[WORK REQUIRED]
Please return the whole listing word for word.

--- START ---

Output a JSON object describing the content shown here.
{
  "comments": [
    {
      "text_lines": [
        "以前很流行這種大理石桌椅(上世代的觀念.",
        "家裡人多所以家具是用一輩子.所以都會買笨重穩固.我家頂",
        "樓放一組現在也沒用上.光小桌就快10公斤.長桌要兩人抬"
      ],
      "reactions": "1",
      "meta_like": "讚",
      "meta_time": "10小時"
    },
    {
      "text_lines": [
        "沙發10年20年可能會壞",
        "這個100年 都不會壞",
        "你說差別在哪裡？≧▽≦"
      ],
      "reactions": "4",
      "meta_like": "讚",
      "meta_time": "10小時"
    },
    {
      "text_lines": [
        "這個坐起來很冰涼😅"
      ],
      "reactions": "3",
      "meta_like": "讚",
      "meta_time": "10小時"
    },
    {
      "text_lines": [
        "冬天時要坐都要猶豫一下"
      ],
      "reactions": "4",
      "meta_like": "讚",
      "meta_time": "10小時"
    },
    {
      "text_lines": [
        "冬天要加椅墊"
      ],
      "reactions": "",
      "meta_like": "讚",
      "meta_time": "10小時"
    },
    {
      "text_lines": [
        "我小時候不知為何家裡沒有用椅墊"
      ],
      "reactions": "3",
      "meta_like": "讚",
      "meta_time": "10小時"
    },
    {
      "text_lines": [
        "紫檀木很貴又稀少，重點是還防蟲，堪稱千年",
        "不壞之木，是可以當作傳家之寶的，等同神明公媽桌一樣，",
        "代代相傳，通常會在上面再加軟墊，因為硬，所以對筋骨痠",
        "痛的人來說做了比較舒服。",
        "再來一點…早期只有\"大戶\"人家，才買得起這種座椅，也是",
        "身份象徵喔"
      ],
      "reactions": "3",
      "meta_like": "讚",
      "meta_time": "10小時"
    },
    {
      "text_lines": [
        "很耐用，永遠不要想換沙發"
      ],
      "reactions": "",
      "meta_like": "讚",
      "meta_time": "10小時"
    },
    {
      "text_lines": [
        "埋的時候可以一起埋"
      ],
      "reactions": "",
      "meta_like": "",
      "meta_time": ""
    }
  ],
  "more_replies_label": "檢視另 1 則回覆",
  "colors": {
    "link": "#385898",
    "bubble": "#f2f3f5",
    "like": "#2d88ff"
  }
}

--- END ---

[PROBLEM SOLUTION]
Output a JSON object describing the content shown here.
{
  "comments": [
    {
      "text_lines": [
        "以前很流行這種大理石桌椅(上世代的觀念.",
        "家裡人多所以家具是用一輩子.所以都會買笨重穩固.我家頂",
        "樓放一組現在也沒用上.光小桌就快10公斤.長桌要兩人抬"
      ],
      "reactions": "1",
      "meta_like": "讚",
      "meta_time": "10小時"
    },
    {
      "text_lines": [
        "沙發10年20年可能會壞",
        "這個100年 都不會壞",
        "你說差別在哪裡？≧▽≦"
      ],
      "reactions": "4",
      "meta_like": "讚",
      "meta_time": "10小時"
    },
    {
      "text_lines": [
        "這個坐起來很冰涼😅"
      ],
      "reactions": "3",
      "meta_like": "讚",
      "meta_time": "10小時"
    },
    {
      "text_lines": [
        "冬天時要坐都要猶豫一下"
      ],
      "reactions": "4",
      "meta_like": "讚",
      "meta_time": "10小時"
    },
    {
      "text_lines": [
        "冬天要加椅墊"
      ],
      "reactions": "",
      "meta_like": "讚",
      "meta_time": "10小時"
    },
    {
      "text_lines": [
        "我小時候不知為何家裡沒有用椅墊"
      ],
      "reactions": "3",
      "meta_like": "讚",
      "meta_time": "10小時"
    },
    {
      "text_lines": [
        "紫檀木很貴又稀少，重點是還防蟲，堪稱千年",
        "不壞之木，是可以當作傳家之寶的，等同神明公媽桌一樣，",
        "代代相傳，通常會在上面再加軟墊，因為硬，所以對筋骨痠",
        "痛的人來說做了比較舒服。",
        "再來一點…早期只有\"大戶\"人家，才買得起這種座椅，也是",
        "身份象徵喔"
      ],
      "reactions": "3",
      "meta_like": "讚",
      "meta_time": "10小時"
    },
    {
      "text_lines": [
        "很耐用，永遠不要想換沙發"
      ],
      "reactions": "",
      "meta_like": "讚",
      "meta_time": "10小時"
    },
    {
      "text_lines": [
        "埋的時候可以一起埋"
      ],
      "reactions": "",
      "meta_like": "",
      "meta_time": ""
    }
  ],
  "more_replies_label": "檢視另 1 則回覆",
  "colors": {
    "link": "#385898",
    "bubble": "#f2f3f5",
    "like": "#2d88ff"
  }
}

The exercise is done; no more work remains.